(Today’s blog was originally posted on January 23, 2017.)
Have you ever thought about how your feelings have such a powerful impact on your life and the decisions you make. We seem to be a culture that is into good feelings and we have elevated the pursuit of good feelings into a philosophy of life.
What amazes me is how adults can easily be guided by their feelings in making decisions, and in the process make poor choices. It seems that the quest for pleasurable feelings takes priority over sound decision-making that will positively impact our lives in the future.
As one keen observer has noted, people of this world are like children in their approach to life. If you were to offer a child a piece of cake or a $10,000 Treasury bond, he will almost always choose the cake. Children invariably choose immediate gratification without giving consideration to future consequences. They do not understand the value and significance of delayed gratification, yet many adults today seem to be no different. They almost always choose temporary, feel-good pleasures over that which has lasting value.
Our great pursuit of good feelings explains why modern people struggle so much to establish good habits, yet at the same time have difficulty breaking their bad habits.
Dr. Tom Morris shares some helpful insights into this quandary. Good habits usually result from thoughtful, rational decision-making plus personal discipline and repetition. When establishing a new habit, getting started is generally the hardest part. For example, we might start a new exercise and diet routine because we observe our bodies slowly deteriorating or we know of people our age who’ve suffered heart attacks. We calculate a shortfall in our retirement needs and tighten our budgets so we can direct more financial resources to our retirement accounts. As we implement these necessary changes over time, they become permanent habits in our lives, and ultimately will lead to our future well-being.
Bad habits, on the other hand, are usually not the result of logical thought or careful deliberation. Frequently, they are a result of pleasurable sensations that make us feel good. And if it results in making us feel better, then we are prone to doing it again and again. Repetition sets in and behold – a new habit has formed.
In this day and time, good feelings often have far greater power over our ability to reason. Once established, these bad habits are much more difficult to break because they are rooted in the strength of personal feelings and pleasurable sensations.
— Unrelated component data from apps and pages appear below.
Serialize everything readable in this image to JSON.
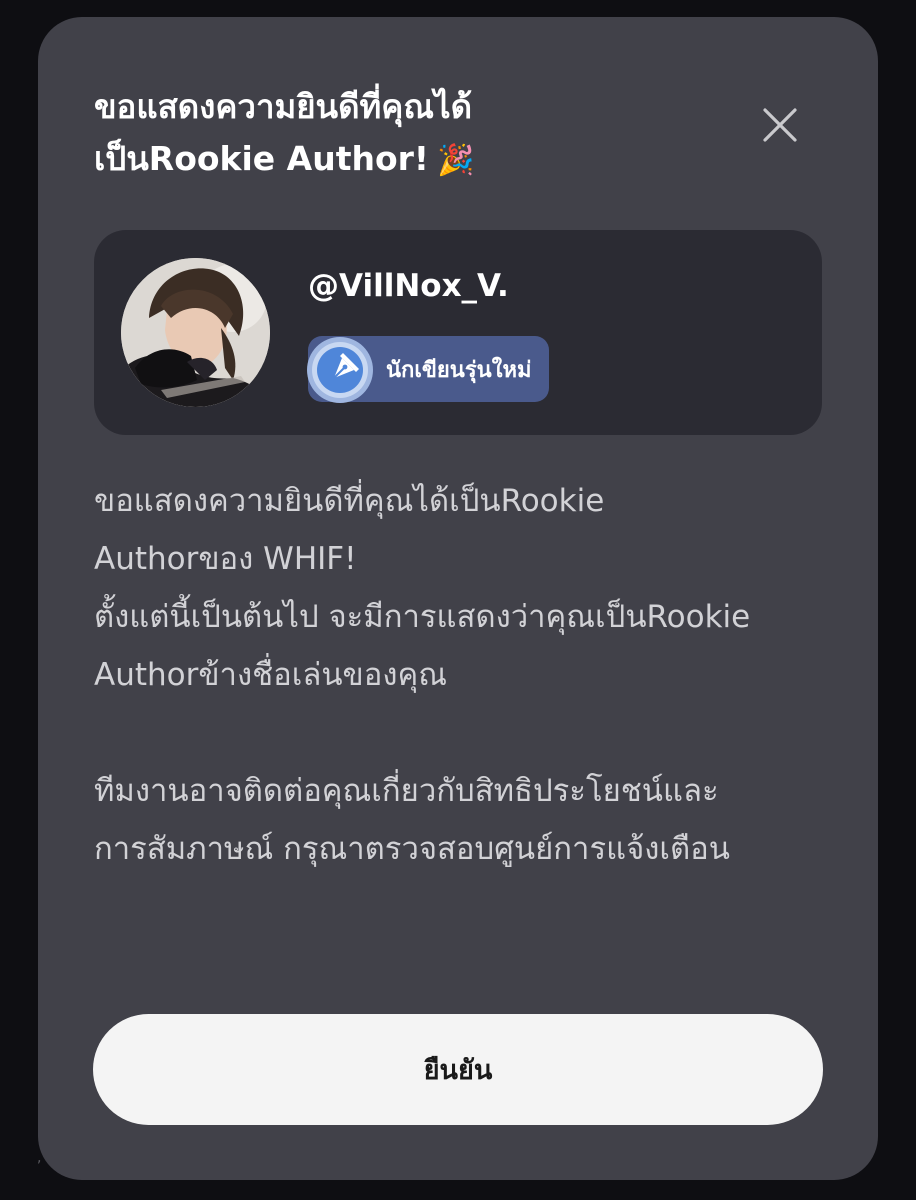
{
  "modal": {
    "title_line1": "ขอแสดงความยินดีที่คุณได้",
    "title_line2": "เป็นRookie Author!",
    "title_emoji": "🎉",
    "close_icon": "close-icon"
  },
  "profile": {
    "username": "@VillNox_V.",
    "avatar_icon": "avatar",
    "badge": {
      "label": "นักเขียนรุ่นใหม่",
      "icon": "fountain-pen-icon",
      "color": "#4a5a8c"
    }
  },
  "message": {
    "line1": "ขอแสดงความยินดีที่คุณได้เป็นRookie",
    "line2": "Authorของ WHIF!",
    "line3": "ตั้งแต่นี้เป็นต้นไป จะมีการแสดงว่าคุณเป็นRookie",
    "line4": "Authorข้างชื่อเล่นของคุณ",
    "line5": "ทีมงานอาจติดต่อคุณเกี่ยวกับสิทธิประโยชน์และ",
    "line6": "การสัมภาษณ์ กรุณาตรวจสอบศูนย์การแจ้งเตือน"
  },
  "actions": {
    "confirm_label": "ยืนยัน"
  },
  "colors": {
    "modal_bg": "#414149",
    "card_bg": "#2b2b33",
    "page_bg": "#0e0e12",
    "button_bg": "#f4f4f4"
  }
}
I remember talking with my son Dixon during his freshman year in college about decisions and making wise choices. I shared with him these profound words from Dr. Dallas Willard:
In a situation such as today, where people constantly have – or think they have – to decide what to do, they will almost invariably be governed by feelings. Often they cannot distinguish between their feelings and their will, and in their confusion they also quite commonly take feelings to be reasons. And they will in general lack any significant degree of self-control. This will turn their life into a mere drift through the days and years, which addictive behavior promises to allow them to endure.
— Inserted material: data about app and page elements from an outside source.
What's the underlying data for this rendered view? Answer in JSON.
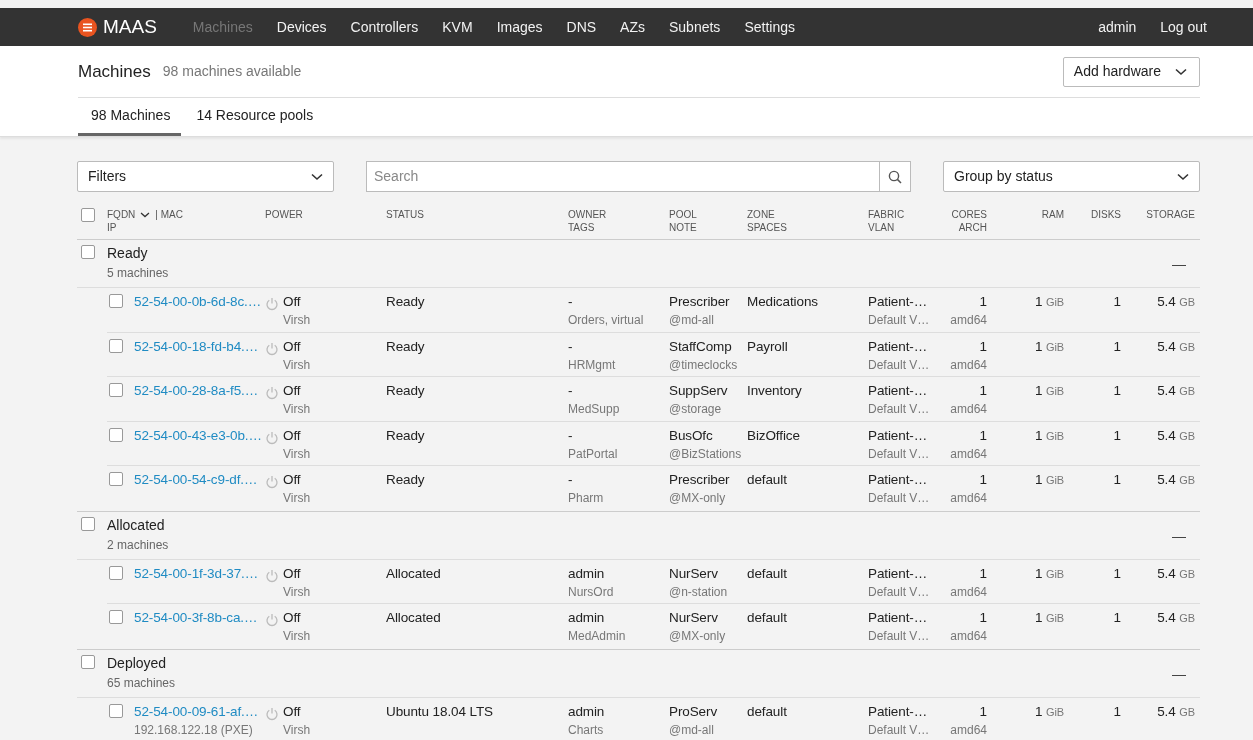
{
  "navbar": {
    "logo": "MAAS",
    "items": [
      {
        "label": "Machines",
        "selected": true
      },
      {
        "label": "Devices",
        "selected": false
      },
      {
        "label": "Controllers",
        "selected": false
      },
      {
        "label": "KVM",
        "selected": false
      },
      {
        "label": "Images",
        "selected": false
      },
      {
        "label": "DNS",
        "selected": false
      },
      {
        "label": "AZs",
        "selected": false
      },
      {
        "label": "Subnets",
        "selected": false
      },
      {
        "label": "Settings",
        "selected": false
      }
    ],
    "user": "admin",
    "logout": "Log out"
  },
  "header": {
    "title": "Machines",
    "subtitle": "98 machines available",
    "action": "Add hardware"
  },
  "tabs": [
    {
      "label": "98 Machines",
      "selected": true
    },
    {
      "label": "14 Resource pools",
      "selected": false
    }
  ],
  "filters": {
    "label": "Filters"
  },
  "search": {
    "placeholder": "Search"
  },
  "group_by": {
    "value": "Group by status"
  },
  "table": {
    "select_all_checked": false,
    "columns": [
      {
        "kind": "text",
        "line1": "FQDN",
        "sorted": true,
        "line1_after": "| MAC",
        "line2": "IP"
      },
      {
        "kind": "text",
        "line1": "POWER"
      },
      {
        "kind": "text",
        "line1": "STATUS"
      },
      {
        "kind": "text",
        "line1": "OWNER",
        "line2": "TAGS"
      },
      {
        "kind": "text",
        "line1": "POOL",
        "line2": "NOTE"
      },
      {
        "kind": "text",
        "line1": "ZONE",
        "line2": "SPACES"
      },
      {
        "kind": "text",
        "line1": "FABRIC",
        "line2": "VLAN"
      },
      {
        "kind": "number",
        "line1": "CORES",
        "line2": "ARCH"
      },
      {
        "kind": "number",
        "line1": "RAM"
      },
      {
        "kind": "number",
        "line1": "DISKS"
      },
      {
        "kind": "number",
        "line1": "STORAGE"
      }
    ],
    "groups": [
      {
        "name": "Ready",
        "count": "5 machines",
        "checked": false,
        "toggle": "—",
        "machines": [
          {
            "fqdn": "52-54-00-0b-6d-8c.…",
            "checked": false,
            "power": "Off",
            "power_type": "Virsh",
            "status": "Ready",
            "owner": "-",
            "tags": "Orders, virtual",
            "pool": "Prescriber",
            "note": "@md-all",
            "zone": "Medications",
            "fabric": "Patient-…",
            "vlan": "Default V…",
            "cores": "1",
            "arch": "amd64",
            "ram": "1",
            "ram_unit": "GiB",
            "disks": "1",
            "storage": "5.4",
            "storage_unit": "GB"
          },
          {
            "fqdn": "52-54-00-18-fd-b4.…",
            "checked": false,
            "power": "Off",
            "power_type": "Virsh",
            "status": "Ready",
            "owner": "-",
            "tags": "HRMgmt",
            "pool": "StaffComp",
            "note": "@timeclocks",
            "zone": "Payroll",
            "fabric": "Patient-…",
            "vlan": "Default V…",
            "cores": "1",
            "arch": "amd64",
            "ram": "1",
            "ram_unit": "GiB",
            "disks": "1",
            "storage": "5.4",
            "storage_unit": "GB"
          },
          {
            "fqdn": "52-54-00-28-8a-f5.…",
            "checked": false,
            "power": "Off",
            "power_type": "Virsh",
            "status": "Ready",
            "owner": "-",
            "tags": "MedSupp",
            "pool": "SuppServ",
            "note": "@storage",
            "zone": "Inventory",
            "fabric": "Patient-…",
            "vlan": "Default V…",
            "cores": "1",
            "arch": "amd64",
            "ram": "1",
            "ram_unit": "GiB",
            "disks": "1",
            "storage": "5.4",
            "storage_unit": "GB"
          },
          {
            "fqdn": "52-54-00-43-e3-0b.…",
            "checked": false,
            "power": "Off",
            "power_type": "Virsh",
            "status": "Ready",
            "owner": "-",
            "tags": "PatPortal",
            "pool": "BusOfc",
            "note": "@BizStations",
            "zone": "BizOffice",
            "fabric": "Patient-…",
            "vlan": "Default V…",
            "cores": "1",
            "arch": "amd64",
            "ram": "1",
            "ram_unit": "GiB",
            "disks": "1",
            "storage": "5.4",
            "storage_unit": "GB"
          },
          {
            "fqdn": "52-54-00-54-c9-df.…",
            "checked": false,
            "power": "Off",
            "power_type": "Virsh",
            "status": "Ready",
            "owner": "-",
            "tags": "Pharm",
            "pool": "Prescriber",
            "note": "@MX-only",
            "zone": "default",
            "fabric": "Patient-…",
            "vlan": "Default V…",
            "cores": "1",
            "arch": "amd64",
            "ram": "1",
            "ram_unit": "GiB",
            "disks": "1",
            "storage": "5.4",
            "storage_unit": "GB"
          }
        ]
      },
      {
        "name": "Allocated",
        "count": "2 machines",
        "checked": false,
        "toggle": "—",
        "machines": [
          {
            "fqdn": "52-54-00-1f-3d-37.…",
            "checked": false,
            "power": "Off",
            "power_type": "Virsh",
            "status": "Allocated",
            "owner": "admin",
            "tags": "NursOrd",
            "pool": "NurServ",
            "note": "@n-station",
            "zone": "default",
            "fabric": "Patient-…",
            "vlan": "Default V…",
            "cores": "1",
            "arch": "amd64",
            "ram": "1",
            "ram_unit": "GiB",
            "disks": "1",
            "storage": "5.4",
            "storage_unit": "GB"
          },
          {
            "fqdn": "52-54-00-3f-8b-ca.…",
            "checked": false,
            "power": "Off",
            "power_type": "Virsh",
            "status": "Allocated",
            "owner": "admin",
            "tags": "MedAdmin",
            "pool": "NurServ",
            "note": "@MX-only",
            "zone": "default",
            "fabric": "Patient-…",
            "vlan": "Default V…",
            "cores": "1",
            "arch": "amd64",
            "ram": "1",
            "ram_unit": "GiB",
            "disks": "1",
            "storage": "5.4",
            "storage_unit": "GB"
          }
        ]
      },
      {
        "name": "Deployed",
        "count": "65 machines",
        "checked": false,
        "toggle": "—",
        "machines": [
          {
            "fqdn": "52-54-00-09-61-af.…",
            "ip": "192.168.122.18 (PXE)",
            "checked": false,
            "power": "Off",
            "power_type": "Virsh",
            "status": "Ubuntu 18.04 LTS",
            "owner": "admin",
            "tags": "Charts",
            "pool": "ProServ",
            "note": "@md-all",
            "zone": "default",
            "fabric": "Patient-…",
            "vlan": "Default V…",
            "cores": "1",
            "arch": "amd64",
            "ram": "1",
            "ram_unit": "GiB",
            "disks": "1",
            "storage": "5.4",
            "storage_unit": "GB"
          }
        ]
      }
    ]
  }
}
Self-control is the steady capacity to direct yourself to accomplish what you have chosen or decided to do and be, even though you “don’t feel like it.” Self-control means that you, with steady hand, do what you don’t want to do (or what you want not to) when that is needed and do not do what you want to do (what you “feel like” doing) when that is needed. In people without rock-solid character, feeling is a deadly enemy of self-control and will always subvert it. The mongoose of a disciplined will under God and good is the only match for the cobra of feeling.
I believe that the great mistake of modern people is to confuse feeling good with happiness. There seems to be an over-emphasis on a life of good feelings, whatever the cost, instead of seeking to live wisely. Where does this lead? As a noted therapist observed: “We are seeing a life of character abandoned for the pursuit of self-gratification. The result is a life full of thrills and good feelings, but eventually it is accompanied by a host of destructive consequences. Yet people will continue to make that trade-off and then will complain bitterly about the price they have to pay.”
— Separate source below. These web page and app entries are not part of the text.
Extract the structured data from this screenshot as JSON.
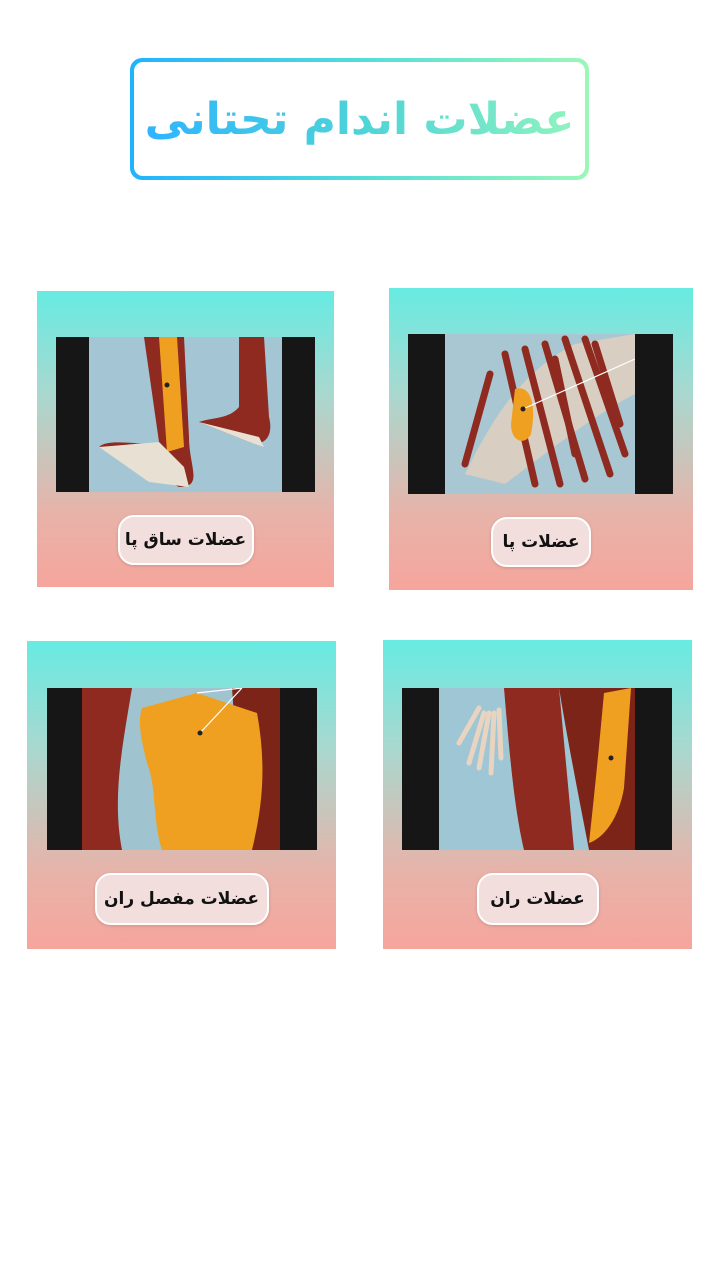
{
  "header": {
    "title": "عضلات اندام تحتانی"
  },
  "cards": [
    {
      "label": "عضلات پا",
      "image": "foot-muscles-image"
    },
    {
      "label": "عضلات ساق پا",
      "image": "leg-muscles-image"
    },
    {
      "label": "عضلات ران",
      "image": "thigh-muscles-image"
    },
    {
      "label": "عضلات مفصل ران",
      "image": "hip-muscles-image"
    }
  ],
  "colors": {
    "gradient_top": "#67ebe2",
    "gradient_bottom": "#f6a59c",
    "title_gradient_start": "#1fb3ff",
    "title_gradient_end": "#9bf7b8",
    "muscle_red": "#8e2a1f",
    "muscle_highlight": "#f0a020",
    "image_background": "#9fc6d4"
  }
}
Richard E Simmons III is the founder and Executive Director of The Center for Executive Leadership and a best-selling author.